:: What you need to do ::
Below is a block of records; please copy all of them exactly.

:: Element data from apps and pages ::
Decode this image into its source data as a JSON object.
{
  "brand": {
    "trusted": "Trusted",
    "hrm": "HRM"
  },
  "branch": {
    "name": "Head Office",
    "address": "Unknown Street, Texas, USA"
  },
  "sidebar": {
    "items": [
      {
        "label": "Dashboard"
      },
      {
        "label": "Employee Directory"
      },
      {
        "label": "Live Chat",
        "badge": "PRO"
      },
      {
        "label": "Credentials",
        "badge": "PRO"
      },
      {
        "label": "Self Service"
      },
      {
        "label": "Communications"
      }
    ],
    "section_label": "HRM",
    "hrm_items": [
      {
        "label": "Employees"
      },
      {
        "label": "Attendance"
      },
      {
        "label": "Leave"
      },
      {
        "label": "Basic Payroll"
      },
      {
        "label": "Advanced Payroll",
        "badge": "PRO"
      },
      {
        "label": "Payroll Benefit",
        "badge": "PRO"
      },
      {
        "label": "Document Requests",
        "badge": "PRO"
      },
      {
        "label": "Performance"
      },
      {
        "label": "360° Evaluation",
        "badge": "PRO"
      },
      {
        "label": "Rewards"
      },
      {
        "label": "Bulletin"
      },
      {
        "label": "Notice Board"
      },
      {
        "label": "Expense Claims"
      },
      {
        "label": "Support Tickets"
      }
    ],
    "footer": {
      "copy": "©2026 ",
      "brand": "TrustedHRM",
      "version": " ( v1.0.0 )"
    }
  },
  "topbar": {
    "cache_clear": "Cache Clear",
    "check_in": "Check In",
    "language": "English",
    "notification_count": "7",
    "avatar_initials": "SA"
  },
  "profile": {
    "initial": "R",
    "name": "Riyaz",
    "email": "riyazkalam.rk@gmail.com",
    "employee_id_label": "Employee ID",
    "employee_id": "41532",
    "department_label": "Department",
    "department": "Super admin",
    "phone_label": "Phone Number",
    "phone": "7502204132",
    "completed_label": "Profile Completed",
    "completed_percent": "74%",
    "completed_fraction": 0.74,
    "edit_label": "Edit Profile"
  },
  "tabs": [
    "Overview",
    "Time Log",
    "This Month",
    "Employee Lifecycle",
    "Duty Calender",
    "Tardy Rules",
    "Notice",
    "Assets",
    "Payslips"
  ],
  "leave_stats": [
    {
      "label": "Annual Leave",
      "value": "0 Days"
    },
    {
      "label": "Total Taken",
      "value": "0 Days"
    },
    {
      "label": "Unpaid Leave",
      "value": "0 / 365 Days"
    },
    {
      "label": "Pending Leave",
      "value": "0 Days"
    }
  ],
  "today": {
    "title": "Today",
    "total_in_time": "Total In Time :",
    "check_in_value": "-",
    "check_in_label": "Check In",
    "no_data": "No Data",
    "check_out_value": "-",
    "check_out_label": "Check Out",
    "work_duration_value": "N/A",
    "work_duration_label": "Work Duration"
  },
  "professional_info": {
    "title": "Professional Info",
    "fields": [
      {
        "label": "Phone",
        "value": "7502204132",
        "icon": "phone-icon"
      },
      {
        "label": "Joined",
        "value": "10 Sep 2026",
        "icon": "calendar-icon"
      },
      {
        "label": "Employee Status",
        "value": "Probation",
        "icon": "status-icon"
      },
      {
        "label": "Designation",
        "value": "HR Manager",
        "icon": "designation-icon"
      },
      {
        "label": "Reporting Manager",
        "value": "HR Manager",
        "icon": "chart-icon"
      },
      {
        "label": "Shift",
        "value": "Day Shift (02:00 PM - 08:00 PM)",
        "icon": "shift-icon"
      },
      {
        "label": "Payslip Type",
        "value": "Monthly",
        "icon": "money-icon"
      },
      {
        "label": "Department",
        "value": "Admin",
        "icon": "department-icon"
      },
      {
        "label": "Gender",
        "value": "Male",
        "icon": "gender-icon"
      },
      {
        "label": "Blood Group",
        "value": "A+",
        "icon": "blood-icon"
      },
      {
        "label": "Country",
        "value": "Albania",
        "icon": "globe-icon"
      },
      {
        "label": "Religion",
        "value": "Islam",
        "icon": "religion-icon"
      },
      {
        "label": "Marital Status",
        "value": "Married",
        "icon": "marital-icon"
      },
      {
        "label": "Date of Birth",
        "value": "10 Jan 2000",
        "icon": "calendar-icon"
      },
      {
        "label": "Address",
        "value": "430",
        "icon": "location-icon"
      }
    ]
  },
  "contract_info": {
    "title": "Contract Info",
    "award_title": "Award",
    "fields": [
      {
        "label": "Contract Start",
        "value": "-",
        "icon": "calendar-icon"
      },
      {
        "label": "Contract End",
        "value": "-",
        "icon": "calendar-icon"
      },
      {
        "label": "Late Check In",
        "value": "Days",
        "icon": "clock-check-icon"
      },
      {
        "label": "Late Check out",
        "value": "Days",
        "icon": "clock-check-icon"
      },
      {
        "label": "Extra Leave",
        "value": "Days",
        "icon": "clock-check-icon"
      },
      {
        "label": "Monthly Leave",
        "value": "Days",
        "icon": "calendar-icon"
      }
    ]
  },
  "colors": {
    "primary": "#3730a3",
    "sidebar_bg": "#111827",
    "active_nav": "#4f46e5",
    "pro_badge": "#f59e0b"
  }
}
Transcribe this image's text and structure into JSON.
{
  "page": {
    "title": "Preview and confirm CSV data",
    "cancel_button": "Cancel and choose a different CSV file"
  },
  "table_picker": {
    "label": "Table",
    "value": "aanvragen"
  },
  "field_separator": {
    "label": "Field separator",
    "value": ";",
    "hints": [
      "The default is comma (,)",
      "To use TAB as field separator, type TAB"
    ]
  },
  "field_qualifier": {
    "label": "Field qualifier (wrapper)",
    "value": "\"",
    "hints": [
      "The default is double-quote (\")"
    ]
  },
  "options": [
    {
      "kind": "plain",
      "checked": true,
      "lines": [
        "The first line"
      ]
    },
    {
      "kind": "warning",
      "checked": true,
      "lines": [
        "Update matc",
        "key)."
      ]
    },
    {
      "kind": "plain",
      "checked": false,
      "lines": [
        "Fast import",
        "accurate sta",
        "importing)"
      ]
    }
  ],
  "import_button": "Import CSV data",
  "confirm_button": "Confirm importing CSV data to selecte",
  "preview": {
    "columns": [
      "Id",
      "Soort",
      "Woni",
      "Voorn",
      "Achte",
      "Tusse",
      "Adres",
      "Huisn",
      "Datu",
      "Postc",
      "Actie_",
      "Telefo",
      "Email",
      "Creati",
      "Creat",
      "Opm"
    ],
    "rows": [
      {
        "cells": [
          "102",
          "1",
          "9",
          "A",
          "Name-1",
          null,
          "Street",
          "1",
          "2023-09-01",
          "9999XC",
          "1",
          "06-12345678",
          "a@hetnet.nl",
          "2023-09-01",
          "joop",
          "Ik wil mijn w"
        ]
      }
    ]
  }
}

:: Exercise solution ::
Decode this image into its source data as a JSON object.
{
  "brand": {
    "trusted": "Trusted",
    "hrm": "HRM"
  },
  "branch": {
    "name": "Head Office",
    "address": "Unknown Street, Texas, USA"
  },
  "sidebar": {
    "items": [
      {
        "label": "Dashboard"
      },
      {
        "label": "Employee Directory"
      },
      {
        "label": "Live Chat",
        "badge": "PRO"
      },
      {
        "label": "Credentials",
        "badge": "PRO"
      },
      {
        "label": "Self Service"
      },
      {
        "label": "Communications"
      }
    ],
    "section_label": "HRM",
    "hrm_items": [
      {
        "label": "Employees"
      },
      {
        "label": "Attendance"
      },
      {
        "label": "Leave"
      },
      {
        "label": "Basic Payroll"
      },
      {
        "label": "Advanced Payroll",
        "badge": "PRO"
      },
      {
        "label": "Payroll Benefit",
        "badge": "PRO"
      },
      {
        "label": "Document Requests",
        "badge": "PRO"
      },
      {
        "label": "Performance"
      },
      {
        "label": "360° Evaluation",
        "badge": "PRO"
      },
      {
        "label": "Rewards"
      },
      {
        "label": "Bulletin"
      },
      {
        "label": "Notice Board"
      },
      {
        "label": "Expense Claims"
      },
      {
        "label": "Support Tickets"
      }
    ],
    "footer": {
      "copy": "©2026 ",
      "brand": "TrustedHRM",
      "version": " ( v1.0.0 )"
    }
  },
  "topbar": {
    "cache_clear": "Cache Clear",
    "check_in": "Check In",
    "language": "English",
    "notification_count": "7",
    "avatar_initials": "SA"
  },
  "profile": {
    "initial": "R",
    "name": "Riyaz",
    "email": "riyazkalam.rk@gmail.com",
    "employee_id_label": "Employee ID",
    "employee_id": "41532",
    "department_label": "Department",
    "department": "Super admin",
    "phone_label": "Phone Number",
    "phone": "7502204132",
    "completed_label": "Profile Completed",
    "completed_percent": "74%",
    "completed_fraction": 0.74,
    "edit_label": "Edit Profile"
  },
  "tabs": [
    "Overview",
    "Time Log",
    "This Month",
    "Employee Lifecycle",
    "Duty Calender",
    "Tardy Rules",
    "Notice",
    "Assets",
    "Payslips"
  ],
  "leave_stats": [
    {
      "label": "Annual Leave",
      "value": "0 Days"
    },
    {
      "label": "Total Taken",
      "value": "0 Days"
    },
    {
      "label": "Unpaid Leave",
      "value": "0 / 365 Days"
    },
    {
      "label": "Pending Leave",
      "value": "0 Days"
    }
  ],
  "today": {
    "title": "Today",
    "total_in_time": "Total In Time :",
    "check_in_value": "-",
    "check_in_label": "Check In",
    "no_data": "No Data",
    "check_out_value": "-",
    "check_out_label": "Check Out",
    "work_duration_value": "N/A",
    "work_duration_label": "Work Duration"
  },
  "professional_info": {
    "title": "Professional Info",
    "fields": [
      {
        "label": "Phone",
        "value": "7502204132",
        "icon": "phone-icon"
      },
      {
        "label": "Joined",
        "value": "10 Sep 2026",
        "icon": "calendar-icon"
      },
      {
        "label": "Employee Status",
        "value": "Probation",
        "icon": "status-icon"
      },
      {
        "label": "Designation",
        "value": "HR Manager",
        "icon": "designation-icon"
      },
      {
        "label": "Reporting Manager",
        "value": "HR Manager",
        "icon": "chart-icon"
      },
      {
        "label": "Shift",
        "value": "Day Shift (02:00 PM - 08:00 PM)",
        "icon": "shift-icon"
      },
      {
        "label": "Payslip Type",
        "value": "Monthly",
        "icon": "money-icon"
      },
      {
        "label": "Department",
        "value": "Admin",
        "icon": "department-icon"
      },
      {
        "label": "Gender",
        "value": "Male",
        "icon": "gender-icon"
      },
      {
        "label": "Blood Group",
        "value": "A+",
        "icon": "blood-icon"
      },
      {
        "label": "Country",
        "value": "Albania",
        "icon": "globe-icon"
      },
      {
        "label": "Religion",
        "value": "Islam",
        "icon": "religion-icon"
      },
      {
        "label": "Marital Status",
        "value": "Married",
        "icon": "marital-icon"
      },
      {
        "label": "Date of Birth",
        "value": "10 Jan 2000",
        "icon": "calendar-icon"
      },
      {
        "label": "Address",
        "value": "430",
        "icon": "location-icon"
      }
    ]
  },
  "contract_info": {
    "title": "Contract Info",
    "award_title": "Award",
    "fields": [
      {
        "label": "Contract Start",
        "value": "-",
        "icon": "calendar-icon"
      },
      {
        "label": "Contract End",
        "value": "-",
        "icon": "calendar-icon"
      },
      {
        "label": "Late Check In",
        "value": "Days",
        "icon": "clock-check-icon"
      },
      {
        "label": "Late Check out",
        "value": "Days",
        "icon": "clock-check-icon"
      },
      {
        "label": "Extra Leave",
        "value": "Days",
        "icon": "clock-check-icon"
      },
      {
        "label": "Monthly Leave",
        "value": "Days",
        "icon": "calendar-icon"
      }
    ]
  },
  "colors": {
    "primary": "#3730a3",
    "sidebar_bg": "#111827",
    "active_nav": "#4f46e5",
    "pro_badge": "#f59e0b"
  }
}
Transcribe this image's text and structure into JSON.
{
  "page": {
    "title": "Preview and confirm CSV data",
    "cancel_button": "Cancel and choose a different CSV file"
  },
  "table_picker": {
    "label": "Table",
    "value": "aanvragen"
  },
  "field_separator": {
    "label": "Field separator",
    "value": ";",
    "hints": [
      "The default is comma (,)",
      "To use TAB as field separator, type TAB"
    ]
  },
  "field_qualifier": {
    "label": "Field qualifier (wrapper)",
    "value": "\"",
    "hints": [
      "The default is double-quote (\")"
    ]
  },
  "options": [
    {
      "kind": "plain",
      "checked": true,
      "lines": [
        "The first line"
      ]
    },
    {
      "kind": "warning",
      "checked": true,
      "lines": [
        "Update matc",
        "key)."
      ]
    },
    {
      "kind": "plain",
      "checked": false,
      "lines": [
        "Fast import",
        "accurate sta",
        "importing)"
      ]
    }
  ],
  "import_button": "Import CSV data",
  "confirm_button": "Confirm importing CSV data to selecte",
  "preview": {
    "columns": [
      "Id",
      "Soort",
      "Woni",
      "Voorn",
      "Achte",
      "Tusse",
      "Adres",
      "Huisn",
      "Datu",
      "Postc",
      "Actie_",
      "Telefo",
      "Email",
      "Creati",
      "Creat",
      "Opm"
    ],
    "rows": [
      {
        "cells": [
          "102",
          "1",
          "9",
          "A",
          "Name-1",
          null,
          "Street",
          "1",
          "2023-09-01",
          "9999XC",
          "1",
          "06-12345678",
          "a@hetnet.nl",
          "2023-09-01",
          "joop",
          "Ik wil mijn w"
        ]
      }
    ]
  }
}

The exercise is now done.